Definitely not a bad movie to rent on a Friday night, especially if you’re a fan of one of the cast.

Three and a half stars out of Five
3.5 out of 5 reels

Water for Elephants

I posted the trailer ages ago but haven’t got around to watching it. The thing that appealed to me most is the setting, there’s something beguiling about the world of the Circus. Told from the point of view of a 90-something year-old Jacob Jankowski (Hal Holbrook), similar to how Rose in the movie Titanic reminisces on his life aboard the doomed ship, Jacob is nostalgic about the time he spent as a circus veterinarian during the Great Depression.

Following a tragic accident that killed his parents, the young Jacob (Robert Pattinson) ended up working for the brilliant but brutal head animal trainer August and his wife Marlena (Reese Witherspoon), the star performer. It won’t be long before Jacob falls for Marlena as they bond over their love for the adorable elephant Rosie.

Pattinson is pretty compelling here as a romantic leading man, though there are times his melancholic look reminds me a bit of Twilight‘s Edward at times. Fortunately there’s the fabulous Christoph Watlz to remind me here that it isn’t a dreadful teen vampire flick (thank goodness!) and he naturally steals the show with his performance, teetering between charming and terrorizing, both with the animals and the people around him. In a way not too different from his role as Col. Landa in Inglourious Basterds.

Reese looks the part as a circus star, which is no mean feat, but overall her performance is serviceable. She’s not bad, but not great either. Even her chemistry with Pattinson isn’t all too convincing. I could see how Jacob and Marlena would fall for each other given the circumstances, but the actors didn’t really sell the romance as well as they could. In fact, Holbrook did a better job conveying his love for Marlena in his brief scenes of telling the story about her in the present day.

Water for Elephants is a rather conventional drama, it could’ve been a great film but the way it is now, it’s enjoyable but in the end pretty forgettable. It looks beautiful but somehow the circus world created here lacks the magic and that certain charm that made me go ‘wow!’ the way Moulin Rouge! did the first time I saw it. It’s a pity as the novel by Sara Gruen is so celebrated. Given the intriguing subject matter, this movie could’ve been a classic.

Three and a half stars out of Five
3.5 out of 5 reels


I also saw another one of Gregory Peck’s films called Mirage (1965) which is an excellent noir thriller. But instead of doing a mini review here, I’d save that for one of my classic flix reviews.

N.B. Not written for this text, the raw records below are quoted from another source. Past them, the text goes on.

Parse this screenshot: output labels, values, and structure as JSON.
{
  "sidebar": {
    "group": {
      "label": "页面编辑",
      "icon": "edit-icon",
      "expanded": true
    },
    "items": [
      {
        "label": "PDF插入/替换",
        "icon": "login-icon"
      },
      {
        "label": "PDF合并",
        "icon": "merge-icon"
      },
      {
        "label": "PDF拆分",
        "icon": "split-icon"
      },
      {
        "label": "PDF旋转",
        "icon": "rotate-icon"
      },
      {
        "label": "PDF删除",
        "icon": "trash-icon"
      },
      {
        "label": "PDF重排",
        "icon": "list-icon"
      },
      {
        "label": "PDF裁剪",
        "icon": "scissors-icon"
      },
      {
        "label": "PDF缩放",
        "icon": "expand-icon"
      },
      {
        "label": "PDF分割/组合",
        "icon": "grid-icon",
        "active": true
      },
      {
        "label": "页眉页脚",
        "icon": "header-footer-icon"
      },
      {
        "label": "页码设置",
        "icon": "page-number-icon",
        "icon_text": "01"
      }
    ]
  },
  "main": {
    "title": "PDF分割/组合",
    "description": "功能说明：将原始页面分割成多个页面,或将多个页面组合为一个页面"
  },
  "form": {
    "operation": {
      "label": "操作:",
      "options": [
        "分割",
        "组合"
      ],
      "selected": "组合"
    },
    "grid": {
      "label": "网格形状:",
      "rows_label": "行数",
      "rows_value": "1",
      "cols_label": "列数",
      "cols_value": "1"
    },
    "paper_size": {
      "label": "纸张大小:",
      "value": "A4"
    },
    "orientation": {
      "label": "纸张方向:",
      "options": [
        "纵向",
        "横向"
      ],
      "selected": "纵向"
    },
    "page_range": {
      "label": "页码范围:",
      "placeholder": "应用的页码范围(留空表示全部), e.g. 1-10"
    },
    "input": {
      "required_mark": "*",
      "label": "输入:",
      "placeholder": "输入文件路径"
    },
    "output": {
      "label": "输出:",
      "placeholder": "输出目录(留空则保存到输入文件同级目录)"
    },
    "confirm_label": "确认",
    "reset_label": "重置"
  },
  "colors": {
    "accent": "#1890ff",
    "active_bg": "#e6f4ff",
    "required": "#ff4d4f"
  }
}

So what did you watch this weekend folks? Feel free to share your favorite part of the Globes if you’d be so inclined.